__Supplied data__
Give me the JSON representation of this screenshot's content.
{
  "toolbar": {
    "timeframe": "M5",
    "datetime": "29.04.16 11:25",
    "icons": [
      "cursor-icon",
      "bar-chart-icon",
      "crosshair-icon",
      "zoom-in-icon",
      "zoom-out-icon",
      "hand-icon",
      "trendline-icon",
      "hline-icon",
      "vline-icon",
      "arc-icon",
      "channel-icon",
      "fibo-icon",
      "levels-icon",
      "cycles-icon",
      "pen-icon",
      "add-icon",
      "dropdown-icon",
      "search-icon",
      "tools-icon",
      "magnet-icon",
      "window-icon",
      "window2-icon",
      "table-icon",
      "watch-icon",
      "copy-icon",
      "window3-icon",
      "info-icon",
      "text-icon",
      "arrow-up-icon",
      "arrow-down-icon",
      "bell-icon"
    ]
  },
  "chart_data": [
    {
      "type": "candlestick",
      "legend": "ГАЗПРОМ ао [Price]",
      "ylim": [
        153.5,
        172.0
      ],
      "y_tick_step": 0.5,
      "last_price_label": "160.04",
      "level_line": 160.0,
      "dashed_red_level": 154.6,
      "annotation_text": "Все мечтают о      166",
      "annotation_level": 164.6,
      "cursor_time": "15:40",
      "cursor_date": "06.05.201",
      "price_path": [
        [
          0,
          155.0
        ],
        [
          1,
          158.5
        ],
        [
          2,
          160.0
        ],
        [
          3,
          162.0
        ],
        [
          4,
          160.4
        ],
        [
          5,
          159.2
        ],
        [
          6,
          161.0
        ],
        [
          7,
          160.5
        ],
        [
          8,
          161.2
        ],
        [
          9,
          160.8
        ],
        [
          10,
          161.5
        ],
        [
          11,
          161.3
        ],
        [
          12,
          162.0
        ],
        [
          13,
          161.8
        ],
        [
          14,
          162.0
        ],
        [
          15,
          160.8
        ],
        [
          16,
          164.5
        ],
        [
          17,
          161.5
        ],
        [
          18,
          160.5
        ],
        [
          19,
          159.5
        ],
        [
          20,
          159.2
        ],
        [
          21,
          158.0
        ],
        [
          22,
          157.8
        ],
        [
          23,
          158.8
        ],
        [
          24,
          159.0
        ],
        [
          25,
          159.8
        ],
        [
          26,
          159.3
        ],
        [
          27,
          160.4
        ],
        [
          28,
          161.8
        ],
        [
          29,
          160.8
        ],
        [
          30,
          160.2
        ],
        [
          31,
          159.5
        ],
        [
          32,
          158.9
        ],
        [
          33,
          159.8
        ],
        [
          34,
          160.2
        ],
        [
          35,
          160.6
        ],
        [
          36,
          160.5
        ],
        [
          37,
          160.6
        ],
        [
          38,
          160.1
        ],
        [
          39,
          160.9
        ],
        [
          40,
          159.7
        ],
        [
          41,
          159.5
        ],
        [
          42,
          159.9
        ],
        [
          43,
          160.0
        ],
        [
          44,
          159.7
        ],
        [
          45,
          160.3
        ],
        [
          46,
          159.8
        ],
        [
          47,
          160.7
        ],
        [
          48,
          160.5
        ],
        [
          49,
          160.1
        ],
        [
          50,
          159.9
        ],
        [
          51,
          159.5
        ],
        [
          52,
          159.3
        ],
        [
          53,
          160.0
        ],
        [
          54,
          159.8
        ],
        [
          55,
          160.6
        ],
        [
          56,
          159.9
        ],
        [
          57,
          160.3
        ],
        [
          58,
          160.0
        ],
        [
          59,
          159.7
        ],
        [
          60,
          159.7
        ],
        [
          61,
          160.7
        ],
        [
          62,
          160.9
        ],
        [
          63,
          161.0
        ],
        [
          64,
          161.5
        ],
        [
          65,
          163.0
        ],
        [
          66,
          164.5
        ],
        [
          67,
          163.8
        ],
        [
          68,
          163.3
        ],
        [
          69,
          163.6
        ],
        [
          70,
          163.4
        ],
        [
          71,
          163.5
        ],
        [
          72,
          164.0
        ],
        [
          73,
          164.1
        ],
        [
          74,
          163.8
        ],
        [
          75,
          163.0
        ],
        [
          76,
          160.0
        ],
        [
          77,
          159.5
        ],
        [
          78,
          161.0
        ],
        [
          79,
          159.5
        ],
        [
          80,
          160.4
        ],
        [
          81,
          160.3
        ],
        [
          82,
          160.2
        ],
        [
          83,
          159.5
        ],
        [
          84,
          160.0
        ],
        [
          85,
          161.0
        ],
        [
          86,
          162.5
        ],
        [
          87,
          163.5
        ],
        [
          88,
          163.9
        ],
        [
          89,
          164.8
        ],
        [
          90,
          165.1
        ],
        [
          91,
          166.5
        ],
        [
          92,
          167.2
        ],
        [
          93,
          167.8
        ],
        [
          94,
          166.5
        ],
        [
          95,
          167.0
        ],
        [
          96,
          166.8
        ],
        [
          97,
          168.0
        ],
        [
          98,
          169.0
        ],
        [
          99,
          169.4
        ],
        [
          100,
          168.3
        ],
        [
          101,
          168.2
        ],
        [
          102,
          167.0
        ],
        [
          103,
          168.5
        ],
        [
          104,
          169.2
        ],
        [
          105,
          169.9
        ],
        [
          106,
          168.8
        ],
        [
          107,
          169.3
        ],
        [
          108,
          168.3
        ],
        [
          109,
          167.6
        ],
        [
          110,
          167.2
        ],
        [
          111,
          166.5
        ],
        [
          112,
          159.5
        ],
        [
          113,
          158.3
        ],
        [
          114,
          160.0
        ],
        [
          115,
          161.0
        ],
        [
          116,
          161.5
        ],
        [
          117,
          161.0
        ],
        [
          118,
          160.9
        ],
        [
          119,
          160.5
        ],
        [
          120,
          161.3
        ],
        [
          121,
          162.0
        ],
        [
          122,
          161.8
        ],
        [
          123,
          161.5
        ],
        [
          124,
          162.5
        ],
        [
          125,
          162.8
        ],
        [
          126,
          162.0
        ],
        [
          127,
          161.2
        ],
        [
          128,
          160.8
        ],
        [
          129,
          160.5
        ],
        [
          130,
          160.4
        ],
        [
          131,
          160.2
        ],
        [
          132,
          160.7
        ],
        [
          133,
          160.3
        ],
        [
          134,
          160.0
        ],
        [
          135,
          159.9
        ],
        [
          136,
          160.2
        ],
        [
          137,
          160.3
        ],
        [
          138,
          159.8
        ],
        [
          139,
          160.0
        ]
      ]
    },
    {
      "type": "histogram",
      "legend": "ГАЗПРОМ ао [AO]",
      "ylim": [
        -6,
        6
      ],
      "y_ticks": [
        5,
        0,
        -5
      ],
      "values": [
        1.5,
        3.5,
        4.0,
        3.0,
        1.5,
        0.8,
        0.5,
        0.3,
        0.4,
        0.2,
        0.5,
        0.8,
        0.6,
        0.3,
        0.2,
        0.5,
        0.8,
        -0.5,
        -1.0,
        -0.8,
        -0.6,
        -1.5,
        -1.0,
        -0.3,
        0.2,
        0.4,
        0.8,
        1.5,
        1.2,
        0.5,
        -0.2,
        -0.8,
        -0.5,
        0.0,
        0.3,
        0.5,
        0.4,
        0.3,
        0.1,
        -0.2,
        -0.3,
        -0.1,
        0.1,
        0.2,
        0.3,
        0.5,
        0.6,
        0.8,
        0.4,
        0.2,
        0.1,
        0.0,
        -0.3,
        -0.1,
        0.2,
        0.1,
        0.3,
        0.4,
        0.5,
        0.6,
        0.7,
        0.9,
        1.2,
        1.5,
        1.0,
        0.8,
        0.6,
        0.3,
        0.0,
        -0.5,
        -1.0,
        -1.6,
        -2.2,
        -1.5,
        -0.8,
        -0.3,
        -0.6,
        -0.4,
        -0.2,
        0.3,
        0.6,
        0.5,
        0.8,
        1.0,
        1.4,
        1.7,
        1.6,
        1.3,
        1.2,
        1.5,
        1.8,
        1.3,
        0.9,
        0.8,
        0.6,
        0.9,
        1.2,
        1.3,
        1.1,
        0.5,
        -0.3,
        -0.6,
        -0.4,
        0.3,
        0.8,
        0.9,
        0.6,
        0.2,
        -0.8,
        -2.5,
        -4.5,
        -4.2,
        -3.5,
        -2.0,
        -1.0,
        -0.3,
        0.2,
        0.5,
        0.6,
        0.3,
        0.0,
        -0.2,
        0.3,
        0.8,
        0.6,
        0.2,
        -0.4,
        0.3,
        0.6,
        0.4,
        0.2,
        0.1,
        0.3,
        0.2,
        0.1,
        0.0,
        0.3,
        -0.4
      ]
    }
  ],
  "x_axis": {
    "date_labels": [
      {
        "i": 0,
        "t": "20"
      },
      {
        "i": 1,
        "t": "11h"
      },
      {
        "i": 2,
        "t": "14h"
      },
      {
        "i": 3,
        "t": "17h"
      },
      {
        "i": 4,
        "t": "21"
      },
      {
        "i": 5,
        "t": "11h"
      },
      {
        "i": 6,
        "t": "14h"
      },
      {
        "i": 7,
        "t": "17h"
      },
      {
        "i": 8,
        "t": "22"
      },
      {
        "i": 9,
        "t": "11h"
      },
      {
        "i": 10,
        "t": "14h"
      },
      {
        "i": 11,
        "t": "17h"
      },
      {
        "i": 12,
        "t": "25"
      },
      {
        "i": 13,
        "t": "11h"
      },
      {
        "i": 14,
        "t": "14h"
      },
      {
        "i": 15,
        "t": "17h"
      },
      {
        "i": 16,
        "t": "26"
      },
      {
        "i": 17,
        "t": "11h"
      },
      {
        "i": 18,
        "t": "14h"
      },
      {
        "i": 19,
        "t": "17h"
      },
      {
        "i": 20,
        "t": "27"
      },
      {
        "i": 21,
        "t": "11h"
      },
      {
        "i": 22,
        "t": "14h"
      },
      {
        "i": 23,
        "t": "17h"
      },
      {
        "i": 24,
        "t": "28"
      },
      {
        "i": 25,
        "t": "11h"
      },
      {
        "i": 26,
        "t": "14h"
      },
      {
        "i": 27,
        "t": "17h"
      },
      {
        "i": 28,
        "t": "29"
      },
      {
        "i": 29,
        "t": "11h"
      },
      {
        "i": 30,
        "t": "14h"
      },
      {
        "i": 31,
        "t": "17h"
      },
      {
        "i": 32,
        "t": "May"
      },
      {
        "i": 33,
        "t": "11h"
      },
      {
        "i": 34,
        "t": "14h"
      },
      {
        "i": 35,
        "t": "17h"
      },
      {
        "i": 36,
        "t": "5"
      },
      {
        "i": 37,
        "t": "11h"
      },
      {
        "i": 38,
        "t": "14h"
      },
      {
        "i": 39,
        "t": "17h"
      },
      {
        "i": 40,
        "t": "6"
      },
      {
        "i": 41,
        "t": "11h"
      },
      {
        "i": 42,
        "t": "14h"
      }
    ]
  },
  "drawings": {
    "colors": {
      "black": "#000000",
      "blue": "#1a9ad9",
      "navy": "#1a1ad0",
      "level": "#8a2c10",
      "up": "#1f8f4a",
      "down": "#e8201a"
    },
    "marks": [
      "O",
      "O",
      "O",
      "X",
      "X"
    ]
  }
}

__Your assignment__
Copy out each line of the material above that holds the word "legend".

__Expected answer__
      "legend": "ГАЗПРОМ ао [Price]",
      "legend": "ГАЗПРОМ ао [AO]",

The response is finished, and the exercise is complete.